[Website and app data records]
◇ ◇ ◇ ◇ ◇ ◇ ◇
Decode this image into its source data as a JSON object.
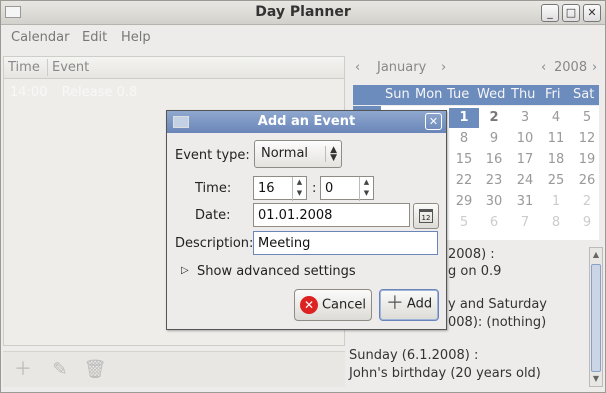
{
  "window": {
    "title": "Day Planner",
    "min": "_",
    "max": "□",
    "close": "✕"
  },
  "menu": [
    "Calendar",
    "Edit",
    "Help"
  ],
  "events": {
    "headers": [
      "Time",
      "Event"
    ],
    "rows": [
      {
        "time": "14:00",
        "event": "Release 0.8"
      }
    ]
  },
  "calendar": {
    "month": "January",
    "year": "2008",
    "prev": "‹",
    "next": "›",
    "weekdays": [
      "Sun",
      "Mon",
      "Tue",
      "Wed",
      "Thu",
      "Fri",
      "Sat"
    ],
    "rows": [
      [
        "",
        "",
        "1",
        "2",
        "3",
        "4",
        "5"
      ],
      [
        "",
        "8",
        "9",
        "10",
        "11",
        "12"
      ],
      [
        "15",
        "16",
        "17",
        "18",
        "19"
      ],
      [
        "",
        "22",
        "23",
        "24",
        "25",
        "26"
      ],
      [
        "",
        "29",
        "30",
        "31",
        "1",
        "2"
      ],
      [
        "",
        "5",
        "6",
        "7",
        "8",
        "9"
      ]
    ]
  },
  "notes": {
    "lines": [
      "2008) :",
      "g on 0.9",
      "y and Saturday",
      "008): (nothing)",
      "Sunday (6.1.2008) :",
      "John's birthday (20 years old)"
    ]
  },
  "dialog": {
    "title": "Add an Event",
    "event_type_label": "Event type:",
    "event_type_value": "Normal",
    "time_label": "Time:",
    "hour": "16",
    "minute": "0",
    "time_sep": ":",
    "date_label": "Date:",
    "date_value": "01.01.2008",
    "cal_icon_text": "12",
    "description_label": "Description:",
    "description_value": "Meeting",
    "advanced_label": "Show advanced settings",
    "cancel_label": "Cancel",
    "add_label": "Add"
  }
}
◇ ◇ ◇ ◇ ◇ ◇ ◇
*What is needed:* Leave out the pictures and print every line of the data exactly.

*Written answer:*
Decode this image into its source data as a JSON object.
{
  "window": {
    "title": "Day Planner",
    "min": "_",
    "max": "□",
    "close": "✕"
  },
  "menu": [
    "Calendar",
    "Edit",
    "Help"
  ],
  "events": {
    "headers": [
      "Time",
      "Event"
    ],
    "rows": [
      {
        "time": "14:00",
        "event": "Release 0.8"
      }
    ]
  },
  "calendar": {
    "month": "January",
    "year": "2008",
    "prev": "‹",
    "next": "›",
    "weekdays": [
      "Sun",
      "Mon",
      "Tue",
      "Wed",
      "Thu",
      "Fri",
      "Sat"
    ],
    "rows": [
      [
        "",
        "",
        "1",
        "2",
        "3",
        "4",
        "5"
      ],
      [
        "",
        "8",
        "9",
        "10",
        "11",
        "12"
      ],
      [
        "15",
        "16",
        "17",
        "18",
        "19"
      ],
      [
        "",
        "22",
        "23",
        "24",
        "25",
        "26"
      ],
      [
        "",
        "29",
        "30",
        "31",
        "1",
        "2"
      ],
      [
        "",
        "5",
        "6",
        "7",
        "8",
        "9"
      ]
    ]
  },
  "notes": {
    "lines": [
      "2008) :",
      "g on 0.9",
      "y and Saturday",
      "008): (nothing)",
      "Sunday (6.1.2008) :",
      "John's birthday (20 years old)"
    ]
  },
  "dialog": {
    "title": "Add an Event",
    "event_type_label": "Event type:",
    "event_type_value": "Normal",
    "time_label": "Time:",
    "hour": "16",
    "minute": "0",
    "time_sep": ":",
    "date_label": "Date:",
    "date_value": "01.01.2008",
    "cal_icon_text": "12",
    "description_label": "Description:",
    "description_value": "Meeting",
    "advanced_label": "Show advanced settings",
    "cancel_label": "Cancel",
    "add_label": "Add"
  }
}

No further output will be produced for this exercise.